This poem ‘Welcome to Holland’ is often used by parents and professionals to help describe what it’s like to be a parent of a child with additional needs.
The blog post below also gives another perspective…’Welcome to Italy’ (http://autismorsomethinglikeit.blogspot.co.uk/2014/01/why-i-hate-welcome-to-holland.html) which recognises that every parent has expectations of their child, be they neurotypical or not, which will never be met and/or change on a daily basis. Ultimately, it’s ok and normal to have those expectations, it’s natural to be disappointed and angry and sad when they’re not met…when you have to move the goal posts so much further and work harder than you ever envisaged. And, although those original expectations may never completely go away, with the new ones you may begin to find successes, hope and pride and determination you didn’t know you had.
ABA uses the science of behaviour to enable successes step by step; to work towards those expectations, to widen those goal posts…it may not be the route or destination that was planned but that doesn’t mean the journey can’t be doable, rewarding, empowering, and…it may even be fun! 😀

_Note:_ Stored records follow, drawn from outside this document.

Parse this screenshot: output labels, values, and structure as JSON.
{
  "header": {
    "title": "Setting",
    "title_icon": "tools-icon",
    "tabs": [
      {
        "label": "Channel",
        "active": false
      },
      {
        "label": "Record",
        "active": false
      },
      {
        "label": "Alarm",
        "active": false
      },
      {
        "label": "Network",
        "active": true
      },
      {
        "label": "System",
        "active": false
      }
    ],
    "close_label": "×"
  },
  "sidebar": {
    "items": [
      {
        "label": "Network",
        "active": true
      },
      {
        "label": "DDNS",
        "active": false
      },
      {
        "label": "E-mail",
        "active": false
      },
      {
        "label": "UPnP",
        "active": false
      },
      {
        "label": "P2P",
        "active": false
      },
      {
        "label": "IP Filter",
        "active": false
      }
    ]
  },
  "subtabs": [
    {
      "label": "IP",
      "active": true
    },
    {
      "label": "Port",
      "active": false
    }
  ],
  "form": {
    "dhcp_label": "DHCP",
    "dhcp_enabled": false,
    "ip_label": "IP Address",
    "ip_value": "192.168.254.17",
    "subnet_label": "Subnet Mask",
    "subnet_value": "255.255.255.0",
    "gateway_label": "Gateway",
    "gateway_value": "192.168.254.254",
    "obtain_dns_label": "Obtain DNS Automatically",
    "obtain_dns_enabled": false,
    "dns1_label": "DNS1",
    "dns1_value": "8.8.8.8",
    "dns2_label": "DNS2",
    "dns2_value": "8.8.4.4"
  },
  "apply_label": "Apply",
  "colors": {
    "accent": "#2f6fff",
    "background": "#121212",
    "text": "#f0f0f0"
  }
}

In this mad, modern, polarising, crazy world it is all too easy to get hooked on how mad🤯/bad🤬/sad😭 other people are…and not even notice the small acts of kindness and connections that happen every day!
I bet, if you were to go into the world today and took the time to notice, you will see so many acts of small kindnesses – to you, to others, between others. 🤗
What if I was to give you a challenge? To BE the person who makes eye contact and smiles to a stranger, who says “Good morning”, who stops and holds the door open for another person, who says to the cashier “have a nice day” and actually MEAN it! 🤩
And to listen, and hear for those times when others are being kind – to you, to themselves or to others.
The world may be a little hectic and crazy nowadays but you have control over how you can treat others, and it’s these moments that can make a person’s day.
Be kind. Notice the small things. Do small things. Connect. Take your time.
It’s going to feel good!
#TransactionalAnalysis #AcceptanceandCommitmentTherapy #Values#Kindess #Mindfulness #Noticing #Doing
Here is an interesting article – one that calls for ABA to stop with the elitist and often confusing terminology and make it accessible. I agree – why not use ‘added’ and ‘subtracted’ reinforcement rather than ‘positive’ and ‘negative’?
I always try to speak in layman’s terms…yes, we need the scientific language so we can communicate with other professionals…but we don’t always need to use it. Time to get off our high-horses and share our knowledge in a way that makes sense.
I regularly see, and hear about, ‘treatments for autism’ and how parents will try anything to try and help the child they love so dearly. For me, telling a parent a treatment will cure their child’s autism without the scientific evidence to support such claims in on a par with telling a recently bereaved parent, or widow, that they can contact their love one through a Medium or psychic…the person delivering said treatment is, as Tim Minchin would say, “lying, or mentally ill”. Not only can these treatments be expensive and ineffective but they can also be harmful – both physically and mentally, and can even be life threatening. Look for the science, look for the evidence, because “Science adjusts it’s beliefs based on what’s observed; Faith is the denial of observation so that Belief can be preserved.”
This linked article is old but resonates a lot with me. I regularly come across autism ‘treatment packages’ which are not supported by science. Further, as I see more and more, I am a true believer of using a mixture of approaches to support a child. Every, single child is unique…and so their treatment should be approached as such.
How do we know if what we’re doing is useful? Data!! And we adapt and adjust accordingly.
Tim Minchin talks about this in his poem, named ‘Storm’ https://www.youtube.com/watch?v=HhGuXCuDb1U
Encouraging speech…this is a fun little video in which we are shaping the little one’s speech sounds to be closer to ‘Swing’. This has been a long process…first, as she made NO sounds at all, we reinforced ANY sound she made whilst swinging (a HIGHLY preferred activity) with extra big/fast/more fun swings. Now, we’re waiting and modelling the sounds that we want…and when she makes a sound that’s closer to “swing” than before (e.g., “wing” vs “ing”) she’s getting even bigger/better/longer swings than if she just made an unrelated sound. This is so she knows when she’s got it right!
And listen to her trying so hard to make the sound “swing”. 😍
The most important thing is that we’re doing this when she’s having FUN and is highly motivated. 😁 Plus, what you can’t see is how engaged she is with us both, with lots of eye contact and sign!
She’s a little superstar!! 🤩
What is shaping?
Shaping is defined as differentially reinforcing successive approximations toward a terminal behaviour. It can be applied to any behaviour – speech, movement, sign language, length of time studying.
Welcome to my website and blog.
I will periodically be posting content around ABA, counselling, and Transactional Analysis. Much of my writings will be musings about how I work and what is valuable to me.
If you have any questions (about my blog or otherwise) please get in contact with me – I will do my best to answer!
For now, I hope you enjoy the content!